Roanoke Rapids City Councilman Carl Ferebee said, “We have history that has been made. We’re celebrating an unsung hero who helped shape America. We’re holding it on a weekend to celebrate two trailblazers, Martin Luther King as well as her.”

Roanoke Rapids Parks and Recreation Director John Simeon said Pierce’s work leading up to the unveiling has been pivotal in bringing the day to fruition. “Mr. Pierce has done an excellent job communicating and being a part of this committee and assisting us with the process and being the liaison for the state of North Carolina historical marker program.”

Griffin said Pierce’s work, the planning by the city and the work of the committee shows the power of partnership “to make this what it should be and I think that’s the key to all of these projects that we partner with others.”

Kimball said Keys Evans is most appreciative of the recognition she has received in the city. “You can feel her appreciation and her enthusiasm.

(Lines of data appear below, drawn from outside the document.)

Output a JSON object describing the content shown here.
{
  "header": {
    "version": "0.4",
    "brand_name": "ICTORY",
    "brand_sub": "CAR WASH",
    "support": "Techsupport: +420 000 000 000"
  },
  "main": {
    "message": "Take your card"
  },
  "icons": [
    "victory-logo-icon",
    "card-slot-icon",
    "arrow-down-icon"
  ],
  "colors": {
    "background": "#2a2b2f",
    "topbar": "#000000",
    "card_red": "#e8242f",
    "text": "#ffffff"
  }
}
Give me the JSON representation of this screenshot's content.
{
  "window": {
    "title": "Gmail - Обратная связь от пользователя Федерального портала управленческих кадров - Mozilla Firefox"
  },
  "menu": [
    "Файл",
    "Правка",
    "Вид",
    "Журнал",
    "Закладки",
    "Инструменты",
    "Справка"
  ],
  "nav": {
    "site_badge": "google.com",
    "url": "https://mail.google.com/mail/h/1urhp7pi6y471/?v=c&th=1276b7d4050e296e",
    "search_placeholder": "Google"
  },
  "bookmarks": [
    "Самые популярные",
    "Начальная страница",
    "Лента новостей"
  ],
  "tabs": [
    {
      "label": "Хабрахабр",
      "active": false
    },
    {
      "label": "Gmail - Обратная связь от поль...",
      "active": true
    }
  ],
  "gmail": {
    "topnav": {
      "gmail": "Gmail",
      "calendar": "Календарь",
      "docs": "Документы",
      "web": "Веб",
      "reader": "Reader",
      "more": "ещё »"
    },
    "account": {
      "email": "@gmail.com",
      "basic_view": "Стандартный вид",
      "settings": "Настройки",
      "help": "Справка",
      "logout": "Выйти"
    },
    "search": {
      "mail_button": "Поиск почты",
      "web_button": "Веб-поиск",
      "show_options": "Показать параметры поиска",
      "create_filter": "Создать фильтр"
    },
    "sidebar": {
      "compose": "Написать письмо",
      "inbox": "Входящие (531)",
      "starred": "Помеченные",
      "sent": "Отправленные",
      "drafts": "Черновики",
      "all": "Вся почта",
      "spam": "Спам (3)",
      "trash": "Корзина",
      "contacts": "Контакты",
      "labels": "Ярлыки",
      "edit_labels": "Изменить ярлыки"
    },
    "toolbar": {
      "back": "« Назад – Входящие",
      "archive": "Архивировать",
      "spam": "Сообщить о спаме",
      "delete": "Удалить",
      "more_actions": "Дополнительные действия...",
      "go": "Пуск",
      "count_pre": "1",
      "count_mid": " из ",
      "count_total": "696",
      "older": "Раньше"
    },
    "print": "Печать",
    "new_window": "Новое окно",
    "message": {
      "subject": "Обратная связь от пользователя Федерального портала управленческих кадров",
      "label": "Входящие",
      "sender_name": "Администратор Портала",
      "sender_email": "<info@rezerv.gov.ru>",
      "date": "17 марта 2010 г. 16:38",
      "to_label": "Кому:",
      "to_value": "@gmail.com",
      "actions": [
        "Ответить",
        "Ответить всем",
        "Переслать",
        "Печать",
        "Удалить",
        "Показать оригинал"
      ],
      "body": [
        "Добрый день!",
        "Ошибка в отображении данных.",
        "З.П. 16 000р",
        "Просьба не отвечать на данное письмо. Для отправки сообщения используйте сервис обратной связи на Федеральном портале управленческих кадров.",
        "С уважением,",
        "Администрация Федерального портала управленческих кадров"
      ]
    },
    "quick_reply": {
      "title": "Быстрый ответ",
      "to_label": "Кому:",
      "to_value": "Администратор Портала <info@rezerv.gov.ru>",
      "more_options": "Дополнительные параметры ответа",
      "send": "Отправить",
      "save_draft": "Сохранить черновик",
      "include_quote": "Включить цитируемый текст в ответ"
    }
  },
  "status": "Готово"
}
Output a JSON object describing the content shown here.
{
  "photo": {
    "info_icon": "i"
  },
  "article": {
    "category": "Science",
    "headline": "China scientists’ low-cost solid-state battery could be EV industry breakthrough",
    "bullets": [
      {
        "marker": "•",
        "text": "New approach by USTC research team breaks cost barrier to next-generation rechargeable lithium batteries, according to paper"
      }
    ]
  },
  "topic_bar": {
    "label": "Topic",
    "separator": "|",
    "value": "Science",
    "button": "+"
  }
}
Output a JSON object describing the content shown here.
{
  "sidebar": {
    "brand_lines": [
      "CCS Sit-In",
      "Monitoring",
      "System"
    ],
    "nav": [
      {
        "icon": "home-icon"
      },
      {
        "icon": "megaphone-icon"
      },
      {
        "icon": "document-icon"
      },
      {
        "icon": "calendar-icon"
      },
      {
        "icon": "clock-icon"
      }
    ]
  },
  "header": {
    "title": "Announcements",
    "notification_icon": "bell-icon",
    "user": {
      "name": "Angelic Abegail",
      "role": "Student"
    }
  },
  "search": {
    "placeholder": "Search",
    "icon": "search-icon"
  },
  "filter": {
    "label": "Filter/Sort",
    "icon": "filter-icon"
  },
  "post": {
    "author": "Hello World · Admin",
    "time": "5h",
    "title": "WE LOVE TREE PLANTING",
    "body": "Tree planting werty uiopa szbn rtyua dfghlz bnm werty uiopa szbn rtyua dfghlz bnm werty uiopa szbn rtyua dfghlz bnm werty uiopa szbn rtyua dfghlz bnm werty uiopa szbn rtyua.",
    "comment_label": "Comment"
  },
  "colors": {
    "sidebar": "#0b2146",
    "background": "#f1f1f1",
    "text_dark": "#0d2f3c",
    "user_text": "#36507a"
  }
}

She is really thankful that people have thought about her and haven’t really forgotten her.”

Simeon said the plans call for an outside unveiling and dedication ceremony and in case of inclement weather the program will be held in the first floor conference room of Roanoke Rapids City Hall at 1040 Roanoke Avenue and then a walk to the marker to remove the shroud which currently conceals it.

Following the ceremony a reception at city hall will be held which includes comments from Julie Graves, the niece of Keys Evans, Pierce, and an update from Congressman G.K. Butterfield on plans to honor Keys Evans with the Congressional Gold Medal.